"Lydia's Challenge"… (i.e. TRYING = Winning In The Moment!)

Thank you, Lydia, for the hard challenge in your comments yesterday.  For those of you who missed it, here is what Lydia had to say about my thoughts on "TRYING":

I’m not even going to read this post after seeing that dirty three-letter word in the headline. Once you introduce the word “try” into the equation, you’ve already conceded failure. You are acknowledging that you might not be successful. You are allowing yourself to fail. If you are only going to try again, you can bet you will not succeed tomorrow either. This has nothing to do with fist pumping, false bravado, or harsh words. This has to do with the conviction that you will be successful when you do something. That doesn’t mean that you may not have to find another way to reach your goal, but it does not leave any room for failure as the the word “try” does.

I did an experiment this morning at my 6:30 am Triathlon spin class. After warming up to the point where there was already a little puddle of sweat under my bike, we got into the real work of the class, a series of 18 intervals w/ a 3-minute recovery after the first 12. At one point, I was doing really great, feeling really great, riding strong, and feeling happy, thinking about the effort Olympians and pro cyclists invest in their sports. Then, I let a couple of less than positive memories enter my consciousness. Instantly, it was harder to pedal and I wanted to ease up on the tension, slow my cadence. I realized what I was doing to myself and recognizing how these thoughts got in the way of my performance earlier in the summer. As soon as I consciously shifted my thinking back to successful models, the workout once again became joyous, the pedals spun a little faster, the tension didn’t feel so heavy and I finished an ass-kicking 60-minute workout with a smile even though I was panting for breath, my heart-rate monitor was red-lining, and there were two puddles of sweat on the floor under the bike.

I contend that courage is truly, deeply believing you will accomplish whatever you’ve set yourself to do and absolutely not allowing the tiniest doubt.

There is no try. There is only do. –Yoda

Lydia, I agree!  I agree!  I agree!

HOWEVER!

I think that there are a few contributing factors to success.  You have written brilliantly about the mental aspects of being successful.  Being mentally prepared for success is amazing, but a proper mindset about failure is also VERY healthy -- and necessary.

Failure is a reality of life.  In spite of conviction and confidence, the biggest successes of all time have experienced failure -- repeated, egregious failures:

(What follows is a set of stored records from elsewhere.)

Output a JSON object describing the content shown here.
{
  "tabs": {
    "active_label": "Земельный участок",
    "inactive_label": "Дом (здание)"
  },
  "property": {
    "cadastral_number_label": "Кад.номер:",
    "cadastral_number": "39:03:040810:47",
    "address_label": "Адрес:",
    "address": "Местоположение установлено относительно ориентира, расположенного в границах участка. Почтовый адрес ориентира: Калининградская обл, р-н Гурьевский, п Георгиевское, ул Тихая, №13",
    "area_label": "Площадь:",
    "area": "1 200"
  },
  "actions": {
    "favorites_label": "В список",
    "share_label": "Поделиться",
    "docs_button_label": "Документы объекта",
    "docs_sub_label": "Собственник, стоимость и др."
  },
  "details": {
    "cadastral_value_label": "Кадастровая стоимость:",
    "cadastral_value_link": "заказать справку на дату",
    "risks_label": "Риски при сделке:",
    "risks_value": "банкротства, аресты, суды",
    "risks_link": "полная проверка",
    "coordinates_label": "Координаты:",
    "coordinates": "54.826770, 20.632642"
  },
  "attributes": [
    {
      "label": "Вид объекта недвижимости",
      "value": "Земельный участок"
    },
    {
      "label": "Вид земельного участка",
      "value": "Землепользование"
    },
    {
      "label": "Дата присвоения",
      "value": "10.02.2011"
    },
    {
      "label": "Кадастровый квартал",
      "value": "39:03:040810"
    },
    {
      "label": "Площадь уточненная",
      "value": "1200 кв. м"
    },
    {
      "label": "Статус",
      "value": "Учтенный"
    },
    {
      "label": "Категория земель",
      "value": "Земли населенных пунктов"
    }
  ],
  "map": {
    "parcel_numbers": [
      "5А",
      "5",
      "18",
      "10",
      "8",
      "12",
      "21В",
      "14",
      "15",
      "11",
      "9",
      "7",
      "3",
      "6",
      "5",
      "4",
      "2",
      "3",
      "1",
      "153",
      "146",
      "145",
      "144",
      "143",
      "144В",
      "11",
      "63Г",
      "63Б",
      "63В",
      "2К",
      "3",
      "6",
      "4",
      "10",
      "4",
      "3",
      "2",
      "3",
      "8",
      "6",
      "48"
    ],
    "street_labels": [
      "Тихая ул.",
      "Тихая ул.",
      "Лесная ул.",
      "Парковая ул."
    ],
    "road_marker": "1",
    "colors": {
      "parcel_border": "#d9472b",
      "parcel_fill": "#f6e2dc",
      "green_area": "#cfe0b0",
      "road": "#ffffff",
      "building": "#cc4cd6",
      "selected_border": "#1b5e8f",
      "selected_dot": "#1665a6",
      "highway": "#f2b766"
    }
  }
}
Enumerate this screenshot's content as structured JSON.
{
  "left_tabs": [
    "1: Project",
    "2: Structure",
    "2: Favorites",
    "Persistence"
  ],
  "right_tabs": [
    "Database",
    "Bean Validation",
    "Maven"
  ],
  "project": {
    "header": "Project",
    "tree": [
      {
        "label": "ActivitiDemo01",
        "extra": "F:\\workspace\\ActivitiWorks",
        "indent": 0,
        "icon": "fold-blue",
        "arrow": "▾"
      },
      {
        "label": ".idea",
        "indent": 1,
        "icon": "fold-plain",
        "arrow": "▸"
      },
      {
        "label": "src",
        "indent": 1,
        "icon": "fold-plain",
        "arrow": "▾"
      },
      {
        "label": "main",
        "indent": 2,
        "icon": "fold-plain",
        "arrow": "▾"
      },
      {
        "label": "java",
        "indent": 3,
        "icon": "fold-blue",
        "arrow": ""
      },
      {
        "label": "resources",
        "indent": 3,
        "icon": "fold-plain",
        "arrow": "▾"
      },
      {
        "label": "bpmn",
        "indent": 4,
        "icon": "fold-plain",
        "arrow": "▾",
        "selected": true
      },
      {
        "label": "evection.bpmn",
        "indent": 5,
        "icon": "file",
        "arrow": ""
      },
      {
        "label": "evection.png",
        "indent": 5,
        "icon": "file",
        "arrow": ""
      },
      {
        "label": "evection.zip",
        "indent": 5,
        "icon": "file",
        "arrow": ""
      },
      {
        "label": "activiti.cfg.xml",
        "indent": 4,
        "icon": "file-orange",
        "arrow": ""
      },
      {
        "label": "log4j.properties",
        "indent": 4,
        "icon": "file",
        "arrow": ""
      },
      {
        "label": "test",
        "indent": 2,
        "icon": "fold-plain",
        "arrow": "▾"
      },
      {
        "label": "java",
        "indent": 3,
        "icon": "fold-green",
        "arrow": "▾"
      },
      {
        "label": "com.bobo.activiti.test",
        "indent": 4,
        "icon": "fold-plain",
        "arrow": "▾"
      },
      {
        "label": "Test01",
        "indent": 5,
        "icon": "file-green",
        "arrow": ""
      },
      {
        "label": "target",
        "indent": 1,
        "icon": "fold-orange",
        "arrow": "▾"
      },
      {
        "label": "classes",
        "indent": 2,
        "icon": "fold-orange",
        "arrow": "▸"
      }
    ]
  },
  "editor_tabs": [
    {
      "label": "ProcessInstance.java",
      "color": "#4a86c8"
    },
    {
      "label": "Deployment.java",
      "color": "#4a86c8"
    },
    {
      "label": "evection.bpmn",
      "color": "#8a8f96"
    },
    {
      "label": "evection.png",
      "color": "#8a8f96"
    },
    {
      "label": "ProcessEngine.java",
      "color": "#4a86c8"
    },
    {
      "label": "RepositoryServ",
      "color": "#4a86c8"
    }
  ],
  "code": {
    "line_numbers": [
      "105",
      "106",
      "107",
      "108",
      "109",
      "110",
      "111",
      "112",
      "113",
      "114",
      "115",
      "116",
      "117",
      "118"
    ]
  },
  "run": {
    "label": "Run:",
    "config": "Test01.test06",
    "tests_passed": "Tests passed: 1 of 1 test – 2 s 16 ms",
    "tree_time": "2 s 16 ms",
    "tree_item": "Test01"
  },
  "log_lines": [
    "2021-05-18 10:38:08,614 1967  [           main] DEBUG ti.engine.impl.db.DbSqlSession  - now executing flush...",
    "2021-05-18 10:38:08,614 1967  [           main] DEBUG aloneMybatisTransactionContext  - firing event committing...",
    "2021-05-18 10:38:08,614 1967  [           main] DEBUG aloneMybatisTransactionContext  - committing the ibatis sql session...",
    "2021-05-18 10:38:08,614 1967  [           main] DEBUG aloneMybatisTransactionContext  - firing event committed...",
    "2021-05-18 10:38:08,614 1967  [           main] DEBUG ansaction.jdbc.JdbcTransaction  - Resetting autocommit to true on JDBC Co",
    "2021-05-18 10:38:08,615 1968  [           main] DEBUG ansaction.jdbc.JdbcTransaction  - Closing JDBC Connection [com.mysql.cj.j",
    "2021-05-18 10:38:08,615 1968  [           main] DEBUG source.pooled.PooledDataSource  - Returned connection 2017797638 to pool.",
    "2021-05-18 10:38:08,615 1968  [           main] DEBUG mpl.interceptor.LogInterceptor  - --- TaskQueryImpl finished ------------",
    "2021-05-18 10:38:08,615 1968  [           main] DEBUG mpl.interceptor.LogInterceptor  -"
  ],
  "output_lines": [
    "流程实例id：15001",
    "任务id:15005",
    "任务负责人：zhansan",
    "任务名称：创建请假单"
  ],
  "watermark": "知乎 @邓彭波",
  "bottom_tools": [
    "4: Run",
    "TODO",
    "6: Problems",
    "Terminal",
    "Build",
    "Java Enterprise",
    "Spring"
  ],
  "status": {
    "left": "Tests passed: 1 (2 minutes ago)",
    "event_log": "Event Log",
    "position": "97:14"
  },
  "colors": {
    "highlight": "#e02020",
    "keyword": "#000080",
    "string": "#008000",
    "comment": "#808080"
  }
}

  • Abraham Lincoln failed at farming, being a store owner, a senator, and pretty much everything else...
  • Michael Jordan was cut from his High School basketball team...
  • Thomas Edison tried over 10,000 filament sources before inventing our light bulb...
  • Lance Armstrong has lost more Tour de France races than he has won...

I think we would ALL agree that these individuals listed above could be noted as the leading SUCCESSES in each of their respective fields...  Perhaps leading successes of ALL TIME!

What's the disconnect then?

Most of us would agree that failure (or learning from our mistakes...) makes us stronger.  That's a cognitive process that we often vocalize.  However, it is unhealthy and many times fatal to deny the possibility of failure.  I have witnessed the crushing blow of failure to be so mentally taxing that for some individuals to "try again" was almost impossible -- the WILL to TRY was broken.

I agree that the "I will TRY" excuse is overused and frankly an escape mechanism for just not wanting to put in the necessary effort...  It usually lacks the conviction and WILL to fight through failures to accomplish that "there is only do mantra" that you referenced...

"I equate trying to "winning in the moment"... (DEWism)

You have heard people talk about focusing on the "journey" rather than the "destination"....  In the rough-and-tumble world that I live work in, TRYING is the next step down the journey to success.  I can not control the universe beyond myself, but I can control my response to the forces that affect my WILL to survive and flourish...

KUDOS, Lydia!  You have made me think about WINNING in the moment -- my desire to TRY and the mental discipline to accept nothing other than excellence from myself...